Volunteer lawyers from the American Immigration Lawyers Association (including my law partner Lynn Susser) have been traveling to these locations to provide representation to the detainees and have been documenting the conditions as well as trying to help  people correctly file refugee and other immigration claims. Last week, White House official Cecilia Muñoz who is the President’s chief immigration adviser, addressed the American Immigration Lawyers Association. Muñoz faced a number of protesters upset over the detention policies.

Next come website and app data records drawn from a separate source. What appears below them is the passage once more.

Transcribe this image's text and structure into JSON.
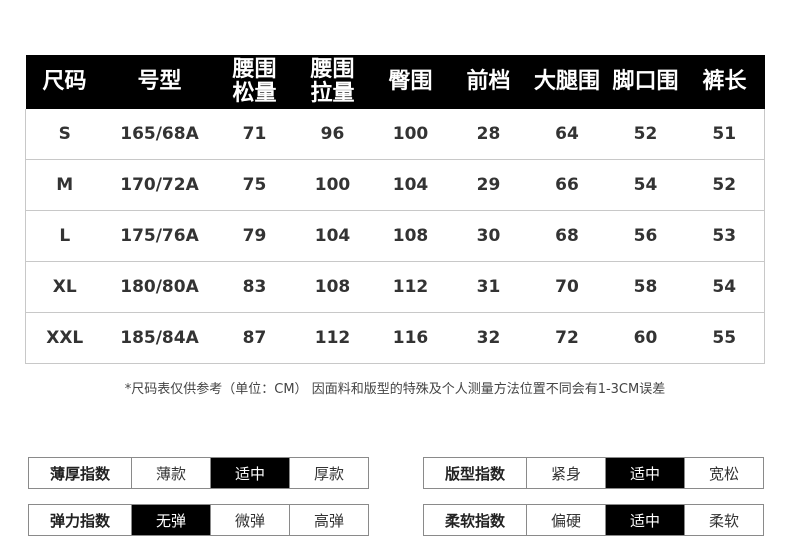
{
  "size_table": {
    "headers": [
      "尺码",
      "号型",
      "腰围\n松量",
      "腰围\n拉量",
      "臀围",
      "前档",
      "大腿围",
      "脚口围",
      "裤长"
    ],
    "rows": [
      [
        "S",
        "165/68A",
        "71",
        "96",
        "100",
        "28",
        "64",
        "52",
        "51"
      ],
      [
        "M",
        "170/72A",
        "75",
        "100",
        "104",
        "29",
        "66",
        "54",
        "52"
      ],
      [
        "L",
        "175/76A",
        "79",
        "104",
        "108",
        "30",
        "68",
        "56",
        "53"
      ],
      [
        "XL",
        "180/80A",
        "83",
        "108",
        "112",
        "31",
        "70",
        "58",
        "54"
      ],
      [
        "XXL",
        "185/84A",
        "87",
        "112",
        "116",
        "32",
        "72",
        "60",
        "55"
      ]
    ]
  },
  "note": "*尺码表仅供参考（单位：CM） 因面料和版型的特殊及个人测量方法位置不同会有1-3CM误差",
  "indices": [
    {
      "label": "薄厚指数",
      "options": [
        "薄款",
        "适中",
        "厚款"
      ],
      "selected": 1
    },
    {
      "label": "版型指数",
      "options": [
        "紧身",
        "适中",
        "宽松"
      ],
      "selected": 1
    },
    {
      "label": "弹力指数",
      "options": [
        "无弹",
        "微弹",
        "高弹"
      ],
      "selected": 0
    },
    {
      "label": "柔软指数",
      "options": [
        "偏硬",
        "适中",
        "柔软"
      ],
      "selected": 1
    }
  ],
  "colors": {
    "header_bg": "#000000",
    "selected_bg": "#000000",
    "border": "#8a8a8a"
  }
}
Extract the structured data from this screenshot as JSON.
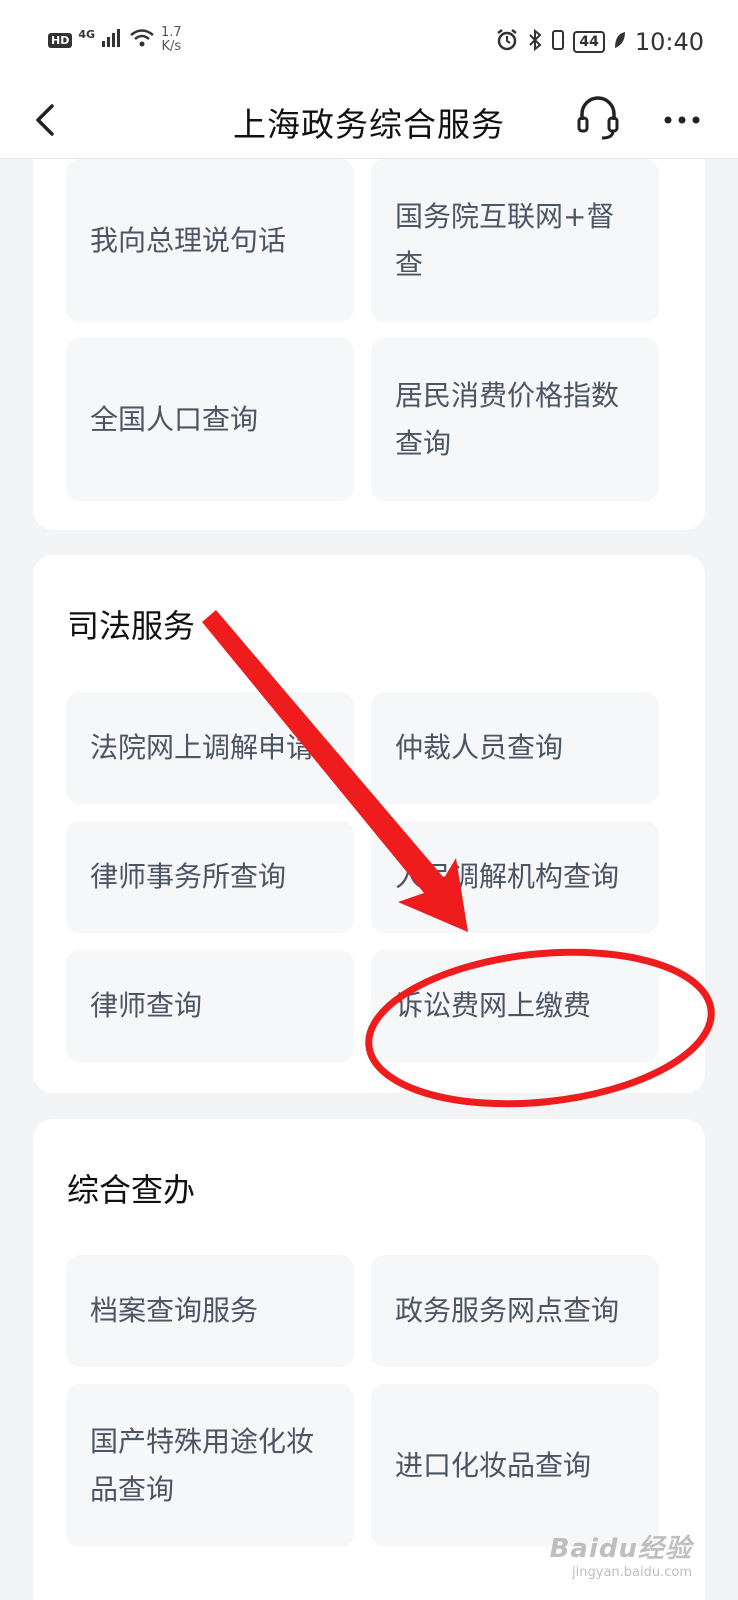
{
  "status_bar": {
    "hd": "HD",
    "network": "4G",
    "speed_value": "1.7",
    "speed_unit": "K/s",
    "battery": "44",
    "time": "10:40"
  },
  "nav": {
    "title": "上海政务综合服务",
    "back_icon": "chevron-left-icon",
    "service_icon": "headset-icon",
    "more_icon": "more-dots-icon"
  },
  "sections": {
    "top": {
      "items": [
        "我向总理说句话",
        "国务院互联网+督查",
        "全国人口查询",
        "居民消费价格指数查询"
      ]
    },
    "judicial": {
      "title": "司法服务",
      "items": [
        "法院网上调解申请",
        "仲裁人员查询",
        "律师事务所查询",
        "人民调解机构查询",
        "律师查询",
        "诉讼费网上缴费"
      ]
    },
    "general": {
      "title": "综合查办",
      "items": [
        "档案查询服务",
        "政务服务网点查询",
        "国产特殊用途化妆品查询",
        "进口化妆品查询"
      ]
    }
  },
  "annotation": {
    "color": "#ee1c1c"
  },
  "watermark": {
    "brand": "Baidu经验",
    "site": "jingyan.baidu.com"
  }
}
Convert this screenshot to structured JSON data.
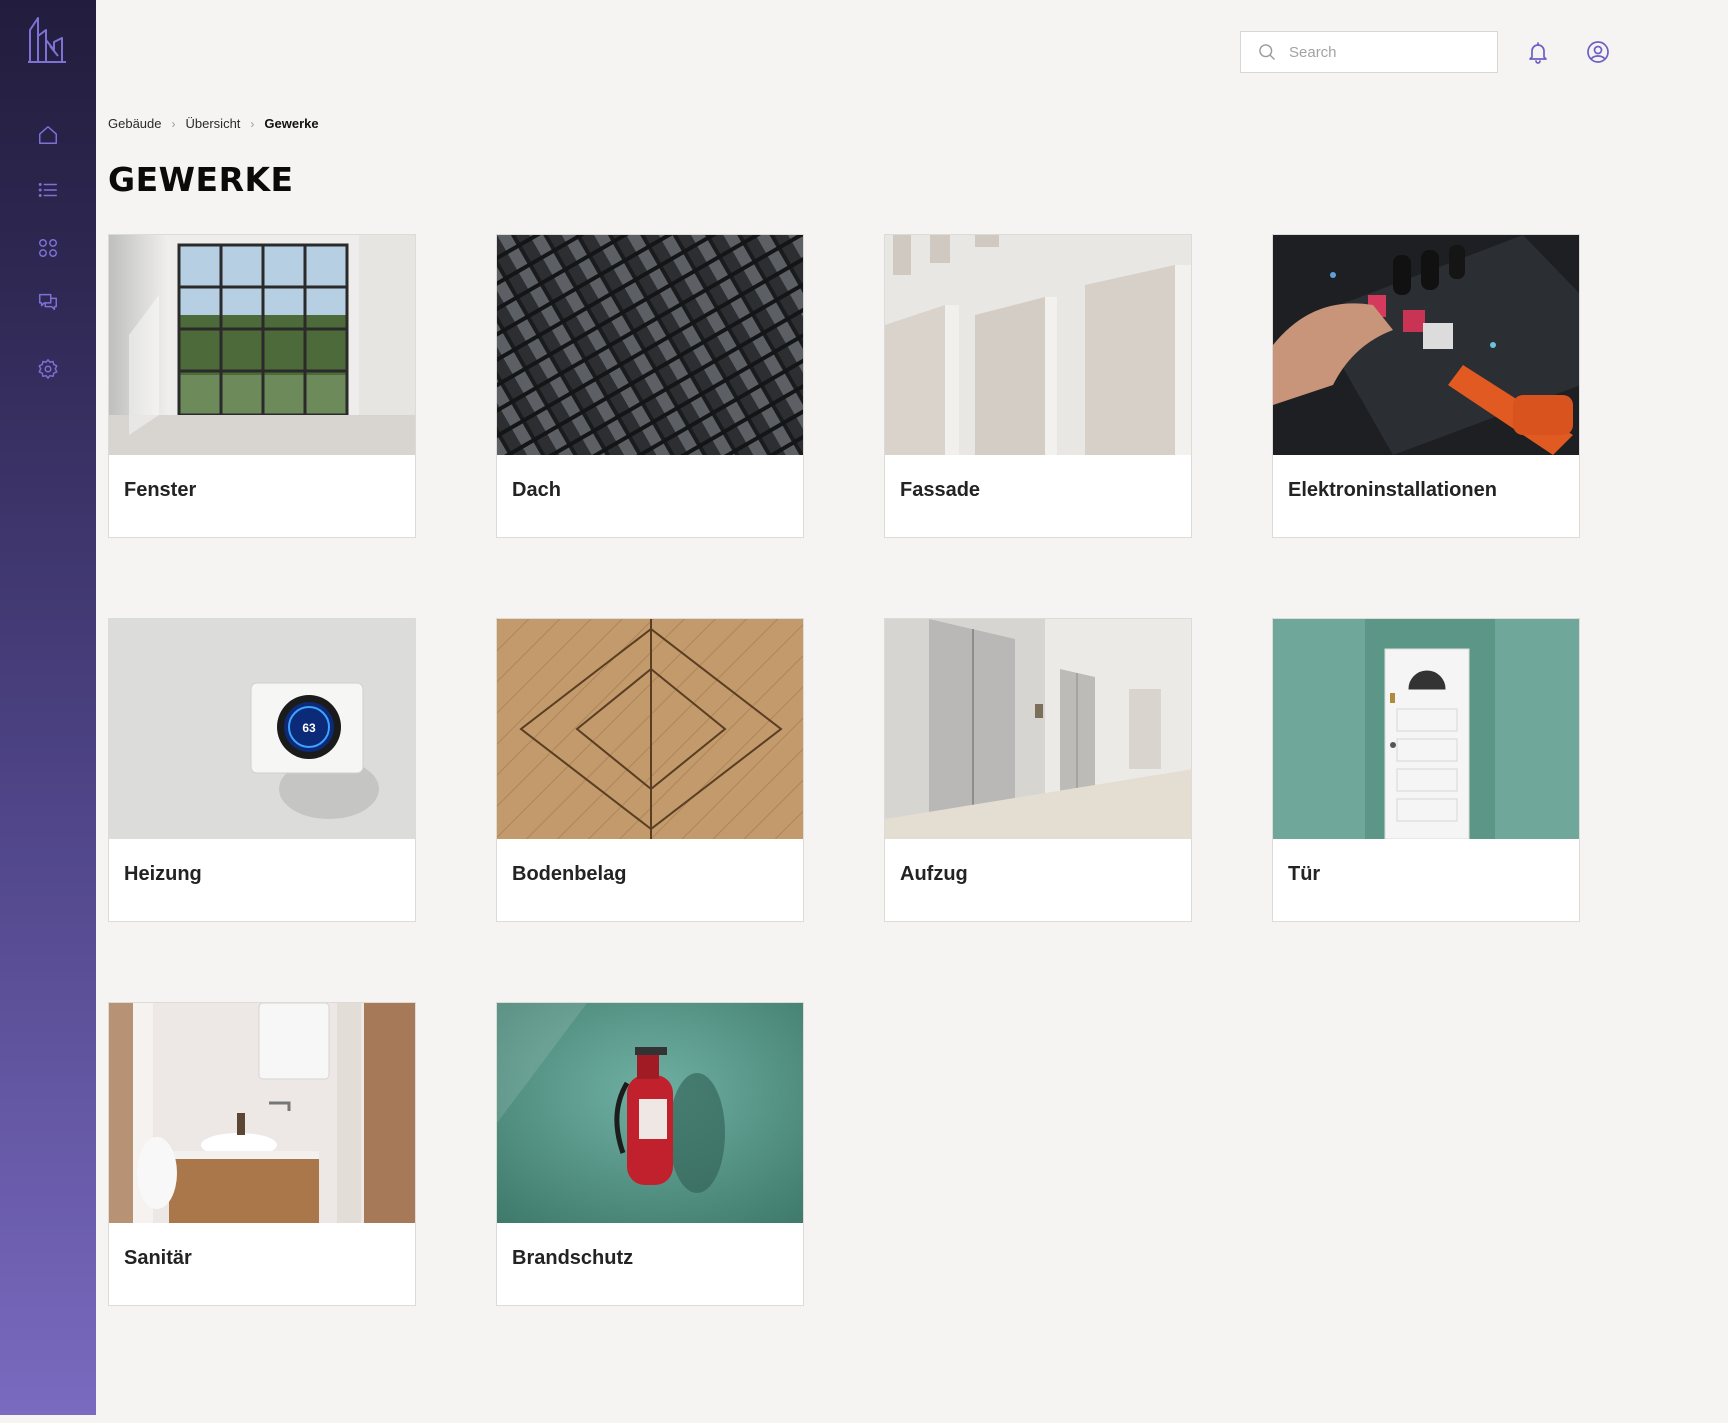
{
  "app": {
    "logo_icon": "building-logo-icon",
    "accent_color": "#6c5fc4"
  },
  "sidebar": {
    "items": [
      {
        "icon": "home-icon"
      },
      {
        "icon": "list-icon"
      },
      {
        "icon": "grid-icon"
      },
      {
        "icon": "chat-icon"
      },
      {
        "icon": "gear-icon"
      }
    ]
  },
  "header": {
    "search_placeholder": "Search",
    "notification_icon": "bell-icon",
    "profile_icon": "user-circle-icon"
  },
  "breadcrumb": {
    "items": [
      "Gebäude",
      "Übersicht",
      "Gewerke"
    ]
  },
  "page": {
    "title": "GEWERKE"
  },
  "cards": [
    {
      "label": "Fenster"
    },
    {
      "label": "Dach"
    },
    {
      "label": "Fassade"
    },
    {
      "label": "Elektroninstallationen"
    },
    {
      "label": "Heizung"
    },
    {
      "label": "Bodenbelag"
    },
    {
      "label": "Aufzug"
    },
    {
      "label": "Tür"
    },
    {
      "label": "Sanitär"
    },
    {
      "label": "Brandschutz"
    }
  ],
  "thermostat_reading": "63"
}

She largely was unapologetic and suggested that the many of the advocacy groups and members of Congress complain loudly without offering solutions.

The voices of protest appear to be making a difference and today DHS Secretary Jeh Johnson announced the following changes:

1. Those who are successful in stating a case of credible or reasonable fear of persecution in their home countries will be offered an “appropriate” monetary bond or other condition of release.

2. The bonds will be set at rates that are “reasonable and realistic”

3. Credible fear screenings will be conducted withing a reasonable time frame.

4. Detention of families will be short-term in most cases and during that time, DHS will confirm accurate address and sponsor information so that ICE can monitor immigration compliance.

5. While detained, families will receive education about their rights and responsibilities, including attending immigration court hearings.

6. Family detention centers will still be used for the prompt removal of individuals who have not stated a claim for relief under our laws.

These are a step in the right direction, this does not mean the end of family detention. And if a person has passed a credible fear screening, this means they have a decent asylum claim so they should not have to pay a bond at all.  That detention will be used less is obviously good news. But families being jailed is NOT an acceptable policy for a country that purports to respect human rights.